Firstly, more people will know that “Chinese” is not a language – just as much as “South African” is not a language – but more importantly, we can all add a bit of laughter to our lives.
Do yourself a favour and count how many people go around sporting “Chinese” tattoos on their bodies. Next time you see one, just politely ask them what they were told the tattoo means. Soon our little ones will be able to tell these individuals, especially the big and burly types, that the inscription on their forearm actually says “I love soft rice”, while they were told it means “big and tough”.
We embrace all things Chinese. We find it normal to buy Chinese-American Apple products, fancy Chinese-Italian suits and even authentic South African-Chinese-Ndebele blankets.
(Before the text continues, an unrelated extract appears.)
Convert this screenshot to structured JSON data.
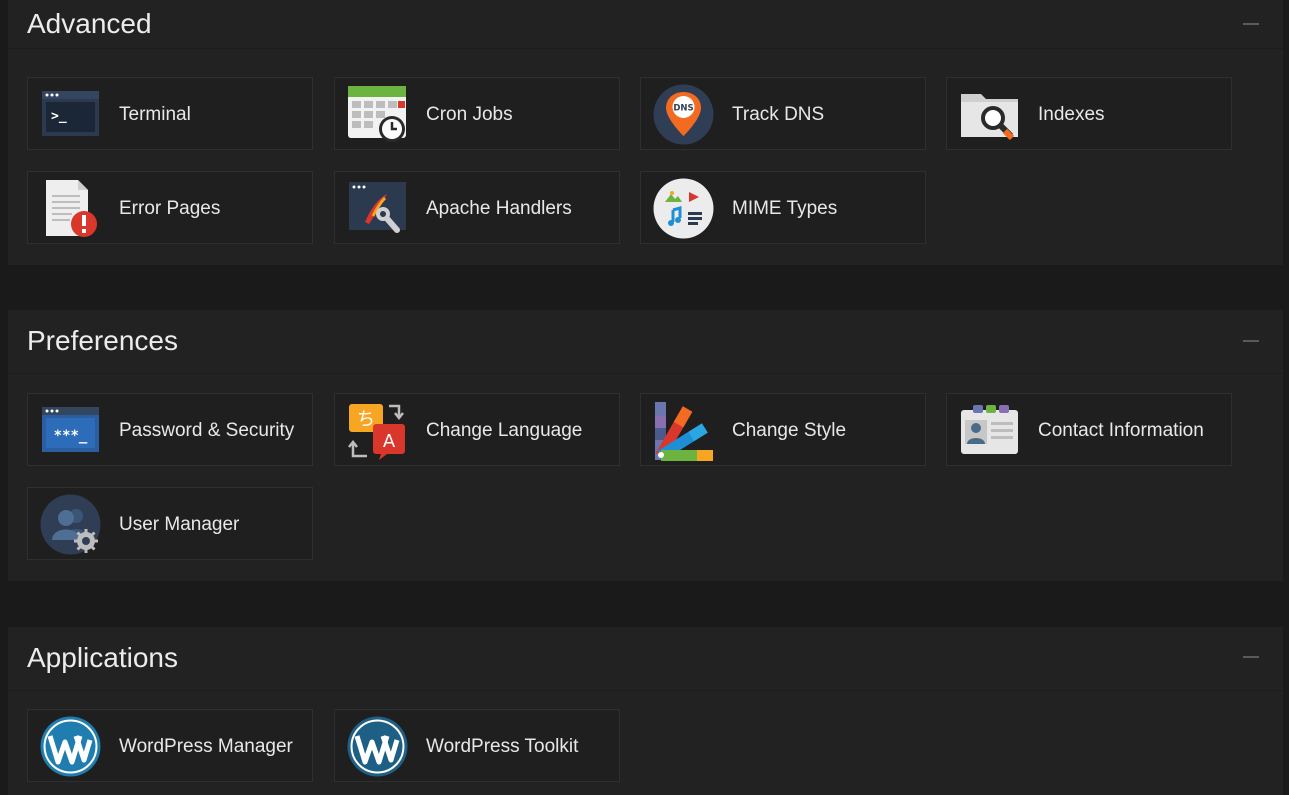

So I started thinking that if the basic education department can offer Mandarin, why are we not starting right here on our doorstep, in Africa?
Nigeria’s economy has just been reported to be the biggest in Africa. If Blade Nzimande had announced that Igbo was going to be introduced in our primary schools, how many parents would have been impressed by that? Emergency PTA meetings would be organised to discuss why it would be a terrible idea.
There would be plenty of jokes about how our kids would end up crafting fake Queen of England stamps used in those infamous lottery letters drafted in Hillbrow, Sunnyside and even Sandton.
Knowing us South Africans, there would be more concern about pupils being taught how to make an entire film using just one camera, a microphone and a torch than there would be about broadening our horizons.
The University of Cape Town has a Confucius Institute where students are taught Mandarin, but how many of our institutions are planning to build a Wole Soyinka Institute or a Chinua Achebe Academy?
It has been a few weeks since it was announced that Mandarain would be offered – and I have not heard jibes about fake goods.
But on the very same day the news about Nigeria’s economy broke social networks were abuzz with nothing but ridicule.